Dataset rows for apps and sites
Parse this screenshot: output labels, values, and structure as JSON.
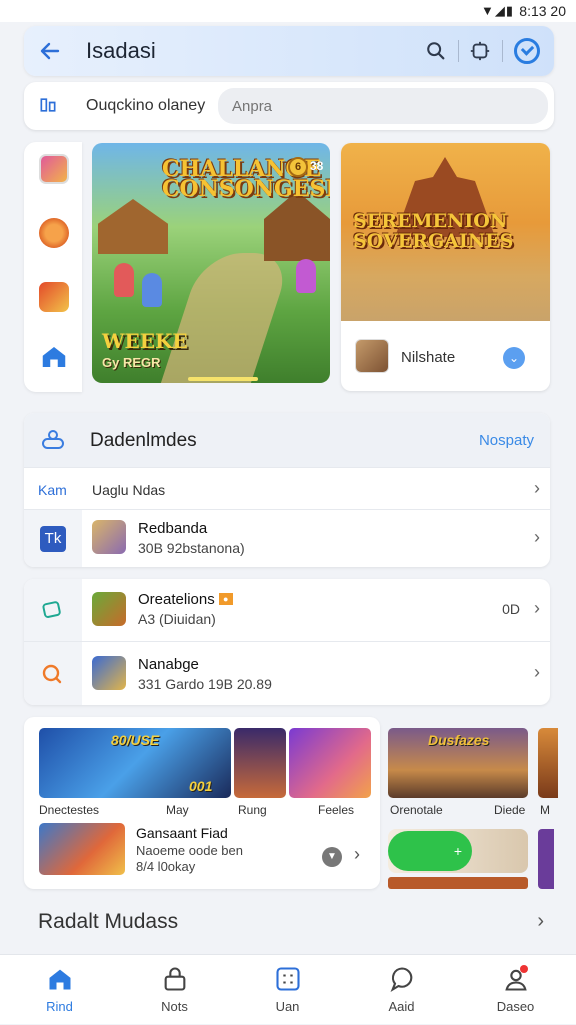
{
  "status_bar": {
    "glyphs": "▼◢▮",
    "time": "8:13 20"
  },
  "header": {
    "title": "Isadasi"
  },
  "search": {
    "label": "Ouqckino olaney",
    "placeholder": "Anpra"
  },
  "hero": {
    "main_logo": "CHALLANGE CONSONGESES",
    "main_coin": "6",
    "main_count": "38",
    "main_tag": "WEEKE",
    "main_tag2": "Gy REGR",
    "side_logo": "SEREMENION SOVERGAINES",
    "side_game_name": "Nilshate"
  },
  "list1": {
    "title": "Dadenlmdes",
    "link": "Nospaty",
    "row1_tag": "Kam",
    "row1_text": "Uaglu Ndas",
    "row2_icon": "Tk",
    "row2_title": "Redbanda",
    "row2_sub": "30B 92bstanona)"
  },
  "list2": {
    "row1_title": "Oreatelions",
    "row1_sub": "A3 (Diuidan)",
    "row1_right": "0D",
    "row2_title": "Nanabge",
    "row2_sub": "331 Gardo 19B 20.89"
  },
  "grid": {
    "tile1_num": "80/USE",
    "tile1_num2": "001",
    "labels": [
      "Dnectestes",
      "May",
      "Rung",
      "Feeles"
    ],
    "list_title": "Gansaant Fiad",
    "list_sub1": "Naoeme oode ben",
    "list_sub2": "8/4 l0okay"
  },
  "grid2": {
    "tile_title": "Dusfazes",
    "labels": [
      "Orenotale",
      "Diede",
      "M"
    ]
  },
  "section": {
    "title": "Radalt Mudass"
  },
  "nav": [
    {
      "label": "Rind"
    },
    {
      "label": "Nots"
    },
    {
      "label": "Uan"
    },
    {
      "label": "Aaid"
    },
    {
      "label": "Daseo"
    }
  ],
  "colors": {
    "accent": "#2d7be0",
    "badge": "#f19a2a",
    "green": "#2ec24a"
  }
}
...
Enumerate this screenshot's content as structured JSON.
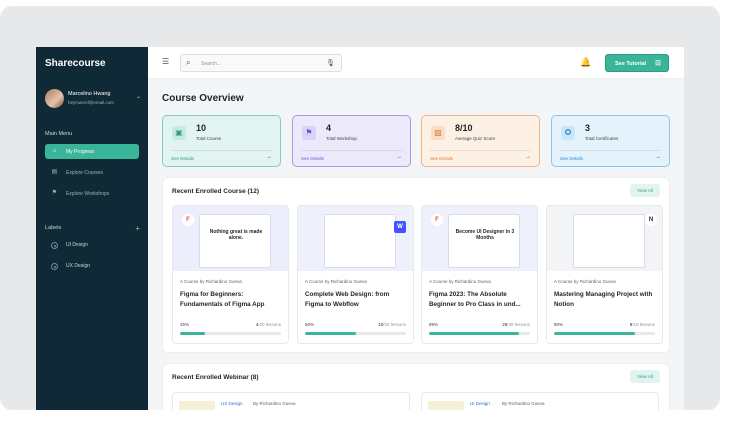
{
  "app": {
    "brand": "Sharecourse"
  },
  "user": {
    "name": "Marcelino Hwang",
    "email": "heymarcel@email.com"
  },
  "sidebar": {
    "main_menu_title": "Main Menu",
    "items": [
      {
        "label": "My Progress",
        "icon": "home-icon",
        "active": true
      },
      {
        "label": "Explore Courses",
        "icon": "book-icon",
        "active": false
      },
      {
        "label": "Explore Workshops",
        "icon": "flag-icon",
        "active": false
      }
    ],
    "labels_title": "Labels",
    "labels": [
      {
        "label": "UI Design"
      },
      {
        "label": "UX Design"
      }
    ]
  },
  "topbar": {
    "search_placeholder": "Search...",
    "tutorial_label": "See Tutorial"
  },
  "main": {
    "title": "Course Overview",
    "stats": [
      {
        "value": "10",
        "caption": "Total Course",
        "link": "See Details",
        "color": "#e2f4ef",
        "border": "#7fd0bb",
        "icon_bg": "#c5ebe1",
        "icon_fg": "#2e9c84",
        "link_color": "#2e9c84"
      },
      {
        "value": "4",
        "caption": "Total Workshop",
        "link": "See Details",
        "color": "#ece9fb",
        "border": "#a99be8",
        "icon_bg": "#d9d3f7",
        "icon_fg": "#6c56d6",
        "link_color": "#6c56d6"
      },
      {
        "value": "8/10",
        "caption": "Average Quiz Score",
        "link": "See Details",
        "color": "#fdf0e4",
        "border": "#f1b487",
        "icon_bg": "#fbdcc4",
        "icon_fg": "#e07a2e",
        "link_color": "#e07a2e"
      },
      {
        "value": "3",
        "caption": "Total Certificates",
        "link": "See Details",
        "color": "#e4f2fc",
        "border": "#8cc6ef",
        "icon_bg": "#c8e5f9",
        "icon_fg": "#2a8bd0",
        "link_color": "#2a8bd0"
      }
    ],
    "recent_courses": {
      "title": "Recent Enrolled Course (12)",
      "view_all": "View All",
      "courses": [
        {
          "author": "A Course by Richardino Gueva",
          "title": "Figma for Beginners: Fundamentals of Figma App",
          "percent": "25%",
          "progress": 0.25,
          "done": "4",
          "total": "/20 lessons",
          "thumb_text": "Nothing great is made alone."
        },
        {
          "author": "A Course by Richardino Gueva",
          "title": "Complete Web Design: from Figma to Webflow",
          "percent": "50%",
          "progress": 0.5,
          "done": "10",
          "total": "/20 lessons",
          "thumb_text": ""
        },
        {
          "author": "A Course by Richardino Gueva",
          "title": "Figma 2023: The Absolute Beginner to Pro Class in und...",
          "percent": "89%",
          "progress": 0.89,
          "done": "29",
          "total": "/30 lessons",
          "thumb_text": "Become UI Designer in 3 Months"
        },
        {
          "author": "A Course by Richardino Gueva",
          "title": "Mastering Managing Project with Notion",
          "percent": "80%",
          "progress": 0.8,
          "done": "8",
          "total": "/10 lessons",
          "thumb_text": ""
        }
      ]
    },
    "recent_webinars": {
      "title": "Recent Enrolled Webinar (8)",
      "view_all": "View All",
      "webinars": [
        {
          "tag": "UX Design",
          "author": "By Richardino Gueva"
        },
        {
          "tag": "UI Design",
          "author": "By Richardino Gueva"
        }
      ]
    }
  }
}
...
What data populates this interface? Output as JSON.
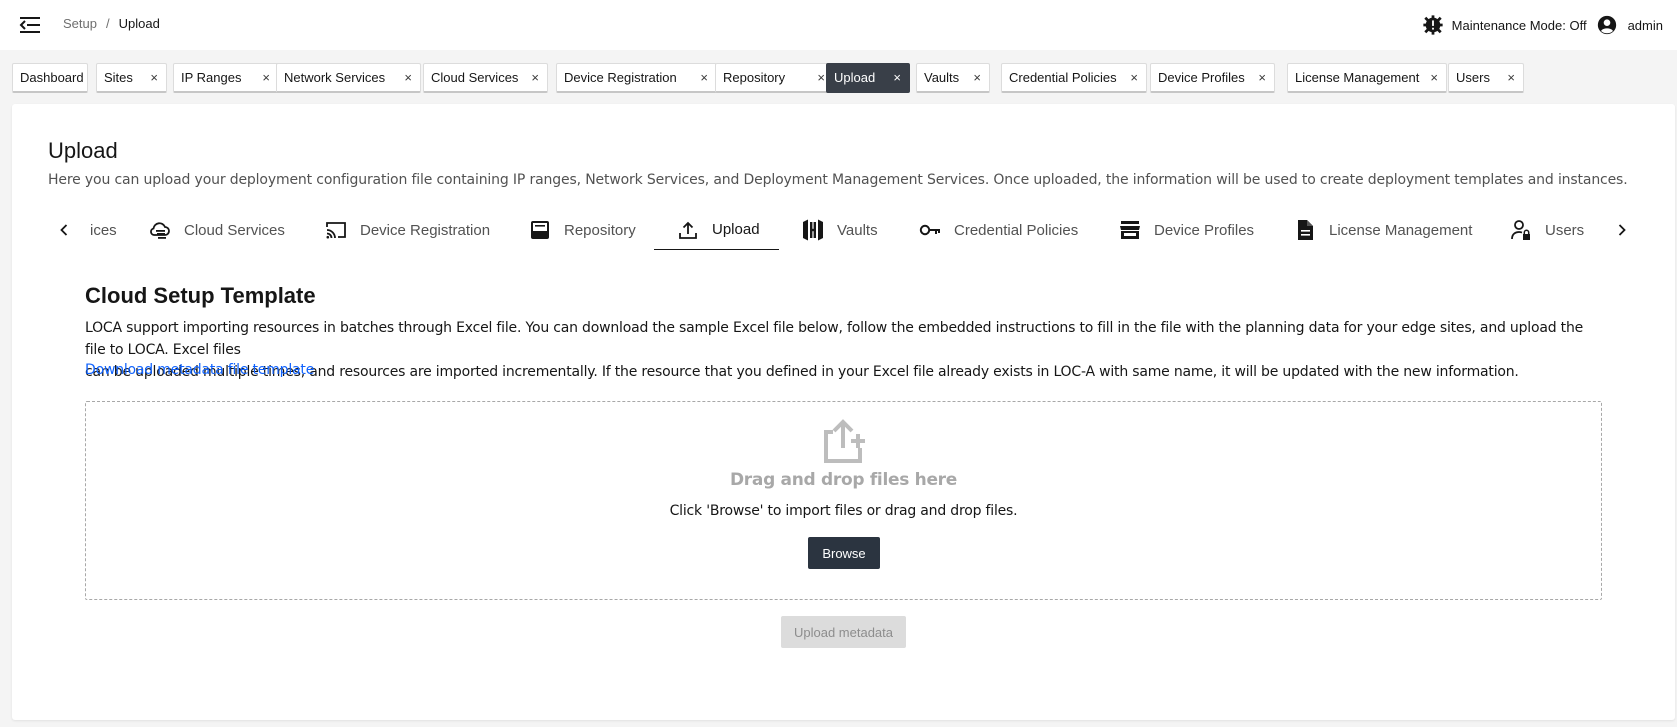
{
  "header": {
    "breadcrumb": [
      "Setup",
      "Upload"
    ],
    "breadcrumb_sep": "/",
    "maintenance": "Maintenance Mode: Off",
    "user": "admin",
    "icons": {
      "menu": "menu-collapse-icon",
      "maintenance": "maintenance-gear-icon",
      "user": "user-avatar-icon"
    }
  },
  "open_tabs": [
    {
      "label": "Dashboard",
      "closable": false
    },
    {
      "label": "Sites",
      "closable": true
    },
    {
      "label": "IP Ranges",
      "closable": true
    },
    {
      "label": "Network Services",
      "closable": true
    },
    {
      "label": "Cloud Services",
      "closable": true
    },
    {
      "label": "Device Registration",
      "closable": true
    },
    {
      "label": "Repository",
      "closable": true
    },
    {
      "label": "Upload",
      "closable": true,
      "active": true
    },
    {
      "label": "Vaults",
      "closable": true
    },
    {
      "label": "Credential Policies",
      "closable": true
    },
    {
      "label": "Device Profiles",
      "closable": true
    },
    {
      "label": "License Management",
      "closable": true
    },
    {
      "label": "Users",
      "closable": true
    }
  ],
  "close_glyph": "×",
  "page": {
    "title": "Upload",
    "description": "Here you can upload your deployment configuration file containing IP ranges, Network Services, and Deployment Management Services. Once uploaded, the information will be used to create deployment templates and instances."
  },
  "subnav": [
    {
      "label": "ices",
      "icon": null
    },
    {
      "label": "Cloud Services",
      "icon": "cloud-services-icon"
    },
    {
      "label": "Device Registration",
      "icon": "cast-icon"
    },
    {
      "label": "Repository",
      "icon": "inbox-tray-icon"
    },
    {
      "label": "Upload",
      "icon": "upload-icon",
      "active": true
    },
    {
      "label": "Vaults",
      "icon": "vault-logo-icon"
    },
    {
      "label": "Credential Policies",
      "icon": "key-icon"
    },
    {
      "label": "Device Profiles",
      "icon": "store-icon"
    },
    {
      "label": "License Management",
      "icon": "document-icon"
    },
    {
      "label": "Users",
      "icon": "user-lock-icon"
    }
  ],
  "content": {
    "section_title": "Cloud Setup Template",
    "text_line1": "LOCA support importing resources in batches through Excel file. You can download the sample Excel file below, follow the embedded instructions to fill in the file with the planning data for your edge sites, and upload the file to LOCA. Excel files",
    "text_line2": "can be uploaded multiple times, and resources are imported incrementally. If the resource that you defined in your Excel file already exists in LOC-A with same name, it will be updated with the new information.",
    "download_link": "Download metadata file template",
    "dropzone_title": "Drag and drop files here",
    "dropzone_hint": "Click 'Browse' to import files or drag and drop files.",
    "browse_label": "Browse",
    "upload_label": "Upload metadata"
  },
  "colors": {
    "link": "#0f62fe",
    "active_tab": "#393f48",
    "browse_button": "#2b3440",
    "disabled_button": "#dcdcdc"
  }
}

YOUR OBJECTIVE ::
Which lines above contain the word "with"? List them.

ANSWER FOR THE TASK ::
          "title": "Mastering Managing Project with Notion",
    "text_line1": "LOCA support importing resources in batches through Excel file. You can download the sample Excel file below, follow the embedded instructions to fill in the file with the planning data for your edge sites, and upload the file to LOCA. Excel files",
    "text_line2": "can be uploaded multiple times, and resources are imported incrementally. If the resource that you defined in your Excel file already exists in LOC-A with same name, it will be updated with the new information.",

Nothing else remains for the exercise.